SAMPLE beginning of a response from yesterday's homework on assessing Ismene's argument on 193:

     On page 193 Ismene pleads with Antigone not to go forward with her plan to give burial rites to Polynieces. In her argument, she presents three different claims, the first having to deal with the horrific history of her own family. Ismene reminds Antigone of the painful events surrounding the death of each of people in their immediate family: their father’s self-blindness and banishment, their mother’s suicide by hanging, and their brothers’ murdering battle. When she tells of each, she uses dramatic phrases to emphasize the horror of each event. For example, instead of simply stating that the mother hung herself, Ismene recalls the shame of the marriage to the son by referring to the mother as “mother-wife” and uses the phrase “twisted off her earthly days with a cord” to describe her suicide by hanging. The image of a cord twisting to strangle the life from a woman is emphasized, and this monstrous image reveals a use of pathos. Pathos is an appeal based on emotion, and here Ismene hopes, through her dramatic, pitiful descriptions of the deaths of their family members, to elicit a reaction of horror and fear in Antigone. This is especially evident when, after listing the mode of death for each family member, Ismene concludes, “Think of how much worse our end will be than all the rest if we defy our sovereign’s edict and his power.” As if the deaths previously mentioned were not horrific enough, Ismene calls upon Antigone’s imagination to create an end that is even more terrifying and shameful than the others. This appeal aims to generate dread, anxiety, and unease in Antigone.

     Ismene continues her appeal to Antigone with …


Focused reading day


Meetings w/ teacher
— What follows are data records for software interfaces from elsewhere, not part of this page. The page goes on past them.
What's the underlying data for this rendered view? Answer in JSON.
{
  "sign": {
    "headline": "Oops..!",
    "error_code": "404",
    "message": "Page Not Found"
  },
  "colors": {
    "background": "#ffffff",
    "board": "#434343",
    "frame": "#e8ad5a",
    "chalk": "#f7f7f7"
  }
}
Mon, Feb 28


DUE TODAY: Point of view activity (see previous homework)


  • DUE TOMORROW: Try to pick apart Ismene's speech on 193. See lesson below for details. 
  • DUE IN TWO DAYS: Analyze one of the arguments presented on pages 210-211 and Ismene on pg 215; assess the use of logos, pathos, and ethos as you analyze (i.e. Which is most prevalent? Which is/are absent?)
  • DUE IN TWO DAYS: Make vocab flash cards for the first 24 words from Antigone

FOCUS: Logos, pathos, ethos


Overview of the three main types of argument: Logos, pathos, ethos


TONIGHT: Sample assessment of an argument: Ismene's speech on 193:

  • The speech is broken into three parts - can you identify each element of her argument? (HINT: One elements is based on the argument that they are women.)
  • Once you identify the elements, you must then decide if she primarily uses logos, ethos, or pathos
    • Logos = tries to explain or persuade via logic
    • Pathos = tries to persuade via emotional appeal
    • Ethos = tries to persuade based on credibility/trustworthiness 


Antigone vocabulary: Pgs 191-210 - and a QUIZLET for the words (by Kendall Avery)

promulgation, interdict, nemesis, martyrdom, epiphany, fulminant, caparisoned, bacchanalian, brandish, ubiquitous, panoply, vicissitude, vex, injunction, infringe, doddering, glister, squall, buffet, pillage, bairn, flagrant, nullify, flout


Discussion of point of view activity


Return of papers, some organization of materials!


Fri, Feb 25




  • Hopefully, all continue to read Antigone and answer the guiding questions (doc)
  • Justify actions, thoughts, and dialog from the point of view of one character. Get into their head and propose why the character does and says what they do. (about a page)

FOCUS: Reading and point of view


Read as much of Antigone as you can in class, focusing on the motivations of individual characters. See the homework above.


Thu, Feb 24



HOMEWORK: Continue reading

FOCUS: n/a




Wed, Feb 23


DUE TODAY: Revised Oedipus timed-writes, late "Psycho" responses

HOMEWORK: Tackle the guiding questions for Antigone (doc) and read, read, read

FOCUS: Point of view, read aloud in class of the first episode of Antigone


Point of view: "Seeing" through different lenses


Read aloud of Antigone, brief discussion of why characters do what they do and say what they say.


Comments (0)

You don't have permission to comment on this page.